by MaryAlice Bitts-Jackson
President John E. Jones III ’77, P’11, and Beth Jones P’11 recently made a gift to support Dickinson’s work in fostering a culture of civility, diversity, equity and inclusion on campus and beyond. The three-year, $150,000 gift enhances work through Dickinson’s Center for Civic Learning & Action (CCLA) and Popel Shaw Center for Race & Ethnicity and deepens the college’s work in empowering students to thrive, lead and communicate effectively in a complex and global society.
Part of the Joneses’ gift will help enhance and support the college’s new program in Civil Dialogue Across the Curriculum, Campus & Community, funded through a grant by the Arthur Vining Davis Foundations. This program aims to equip students with the knowledge, skills and experiences to communicate effectively across differences. It includes faculty development and classroom learning as well as outside-of-class opportunities to strengthen civil dialogue skills under the guidance of trained student facilitators.
CCLA staff will mentor and guide the student facilitators with the assistance of a full-time, postbaccalaureate fellow—a position funded, in part, through the Joneses’ gift. This “dialogist-in-residence” position will be renewed annually over the course of three years.
In addition to recruiting, selecting and onboarding student facilitators, the fellow will prepare curriculum materials, under the guidance of CCLA staff and members of the civil dialogue leadership team; serve as a primary point of contact for campus and community partners during the development of issue-focused community dialogues; and assist the civil-dialogue team with faculty development and data collection.
The Joneses’ gift also will be applied to hire a student worker for the Popel Shaw Center (PSC). This student worker will help plan and implement impactful PSC programs, under supervision of the PSC director. The gift also will provide for incidental expenses related to these programs, such as the cost of fliers and posters, event materials and refreshments, and gift cards/honorariums for keynote speakers and student-volunteers, as applicable.
Two “Brave Conversations” sessions will be held each month. These programs create a venue for students from underrepresented populations to gather and share their experiences at Dickinson.
Also supported by the gift: Campus mixers, bringing students from underrepresented populations together with local community leaders.
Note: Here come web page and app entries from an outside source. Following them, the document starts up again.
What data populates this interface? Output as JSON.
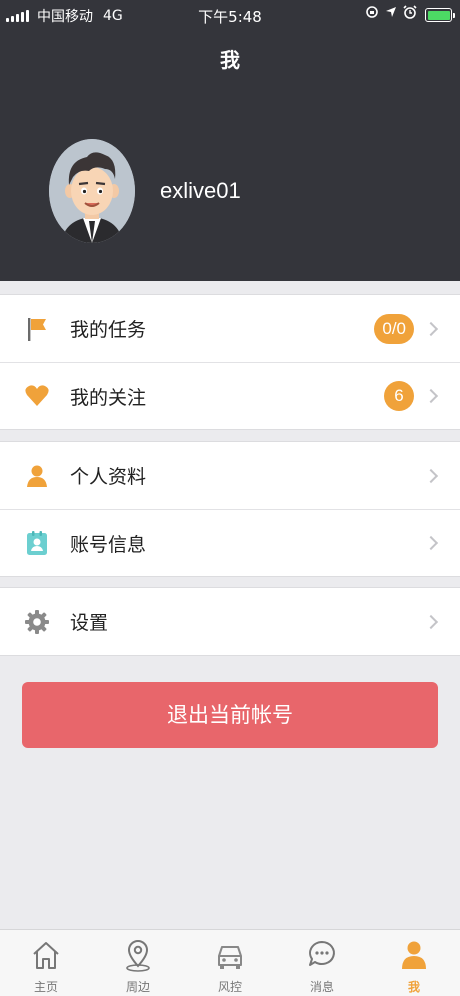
{
  "status_bar": {
    "carrier": "中国移动",
    "network": "4G",
    "time": "下午5:48",
    "battery_color": "#4cd964"
  },
  "header": {
    "title": "我",
    "username": "exlive01",
    "background": "#34353b"
  },
  "sections": [
    {
      "items": [
        {
          "label": "我的任务",
          "icon": "flag-icon",
          "badge": "0/0"
        },
        {
          "label": "我的关注",
          "icon": "heart-icon",
          "badge": "6"
        }
      ]
    },
    {
      "items": [
        {
          "label": "个人资料",
          "icon": "person-icon"
        },
        {
          "label": "账号信息",
          "icon": "id-card-icon"
        }
      ]
    },
    {
      "items": [
        {
          "label": "设置",
          "icon": "gear-icon"
        }
      ]
    }
  ],
  "logout": {
    "label": "退出当前帐号",
    "color": "#e8666b"
  },
  "accent_color": "#f0a23a",
  "tabbar": {
    "tabs": [
      {
        "label": "主页",
        "icon": "home-icon"
      },
      {
        "label": "周边",
        "icon": "location-pin-icon"
      },
      {
        "label": "风控",
        "icon": "car-icon"
      },
      {
        "label": "消息",
        "icon": "message-icon"
      },
      {
        "label": "我",
        "icon": "user-icon",
        "active": true
      }
    ]
  }
}
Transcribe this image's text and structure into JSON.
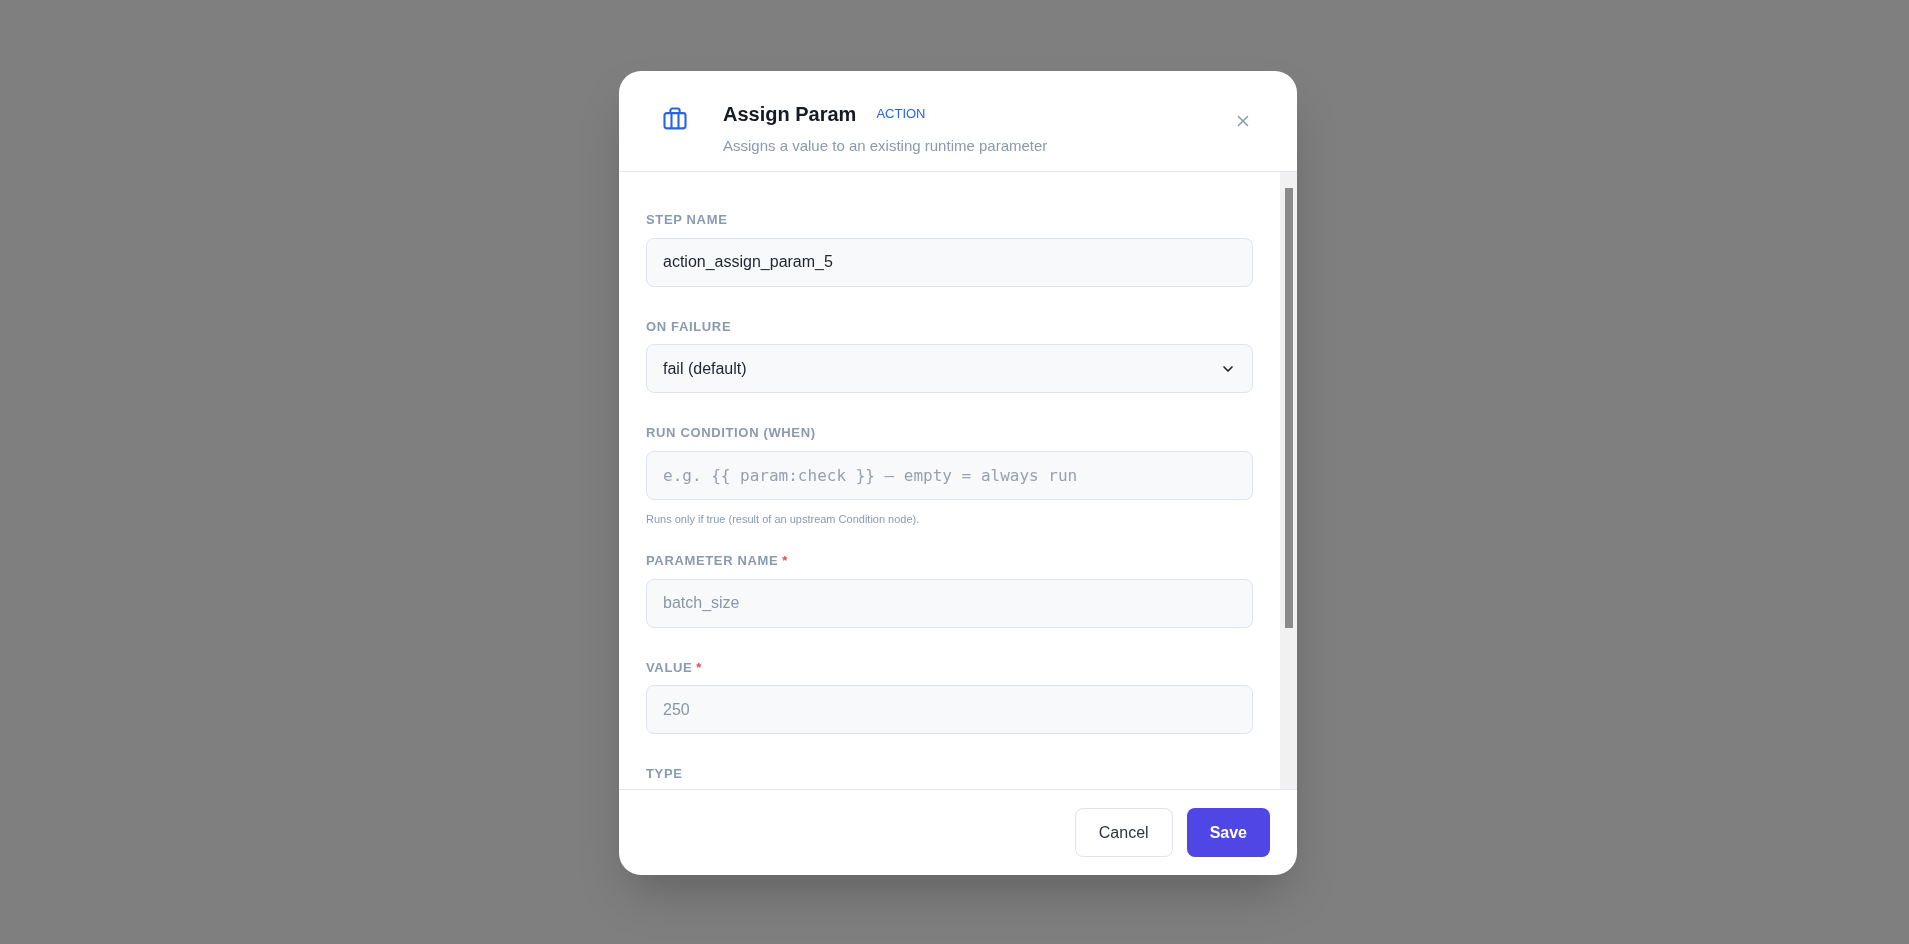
{
  "dialog": {
    "title": "Assign Param",
    "badge": "ACTION",
    "subtitle": "Assigns a value to an existing runtime parameter",
    "fields": [
      {
        "kind": "text",
        "label": "STEP NAME",
        "value": "action_assign_param_5"
      },
      {
        "kind": "select",
        "label": "ON FAILURE",
        "value": "fail (default)"
      },
      {
        "kind": "code",
        "label": "RUN CONDITION (WHEN)",
        "placeholder": "e.g. {{ param:check }} — empty = always run",
        "hint": "Runs only if true (result of an upstream Condition node)."
      },
      {
        "kind": "text",
        "label": "PARAMETER NAME",
        "required_mark": "*",
        "placeholder": "batch_size"
      },
      {
        "kind": "text",
        "label": "VALUE",
        "required_mark": "*",
        "placeholder": "250"
      },
      {
        "kind": "label",
        "label": "TYPE"
      }
    ],
    "buttons": [
      {
        "label": "Cancel",
        "kind": "secondary"
      },
      {
        "label": "Save",
        "kind": "primary"
      }
    ]
  }
}
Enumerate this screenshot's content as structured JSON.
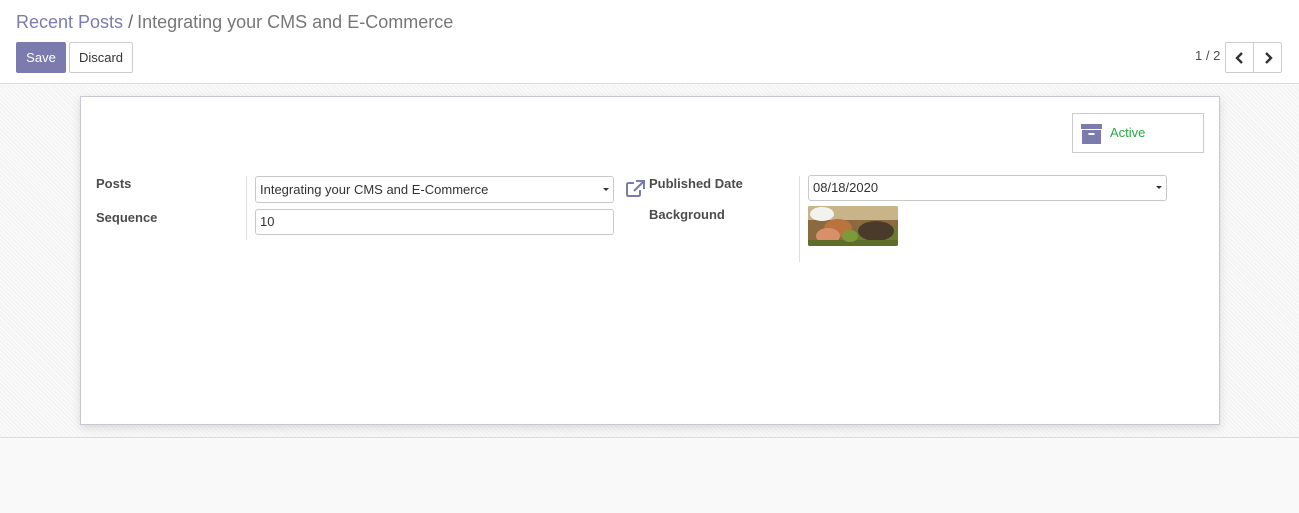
{
  "breadcrumb": {
    "parent": "Recent Posts",
    "separator": "/",
    "current": "Integrating your CMS and E-Commerce"
  },
  "toolbar": {
    "save_label": "Save",
    "discard_label": "Discard"
  },
  "pager": {
    "value": "1 / 2",
    "prev_icon": "chevron-left-icon",
    "next_icon": "chevron-right-icon"
  },
  "status": {
    "active_label": "Active",
    "icon": "archive-icon",
    "color": "#28a745"
  },
  "form": {
    "posts_label": "Posts",
    "posts_value": "Integrating your CMS and E-Commerce",
    "sequence_label": "Sequence",
    "sequence_value": "10",
    "published_date_label": "Published Date",
    "published_date_value": "08/18/2020",
    "background_label": "Background",
    "external_link_icon": "external-link-icon"
  },
  "colors": {
    "primary": "#7c7bad",
    "success": "#28a745"
  }
}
Tentatively titled Community Connections, these events will help students from underrepresented communities to build connections, and cross-cultural communication skills, that aim to foster a greater sense of safety and belonging on and off campus. The gift by the college president and first lady will provide for two to three mixers each academic year.
The funding also supports two listening sessions each year, bringing together underrepresented students and members of the Carlisle Borough Council. As a result of these sessions, members of the Carlisle Borough will hear student perspectives on student-Carlisle connections and issues, and they will share what, if any, measures may be taken to help build stronger relationships between students and the community.
Finally, the gift will support Black Girl Chronicles and Brother to Brother discussion groups and conferences. Both of these groups hold monthly meetings for Black/African American young people on campus and in the wider Carlisle community. The two groups will collaborate to host an annual conference, open to all members of the Dickinson and surrounding communities, designed to foster insight into Black/African American culture and its interconnectedness with other cultures, on campus and beyond. Black Girl Chronicles additionally will also host periodic special meetings, inviting keynote speakers and panelists chosen by student members, also open to all Dickinsonians.
Together—and in concert with work outlined in the Inclusivity Strategic Plan—these programs and initiatives are positioned to effect critical change on campus and within the wider world, by building on and deepening initiatives already under way. That important work continues to deepen on campus as Tony Boston, Dickinson’s first chief diversity officer—a role created by Jones—takes the helm, spearheading the Dickinson community’s work to align with the Inclusivity Strategic Plan.
“Beth and I are passionate about Dickinson’s role in educating leaders,” says Jones. “We’re grateful to be able to support Dickinson’s mission to foster a campus culture that is diverse and inclusive and, in so doing, to develop leaders who will change the world.”
Published November 1, 2022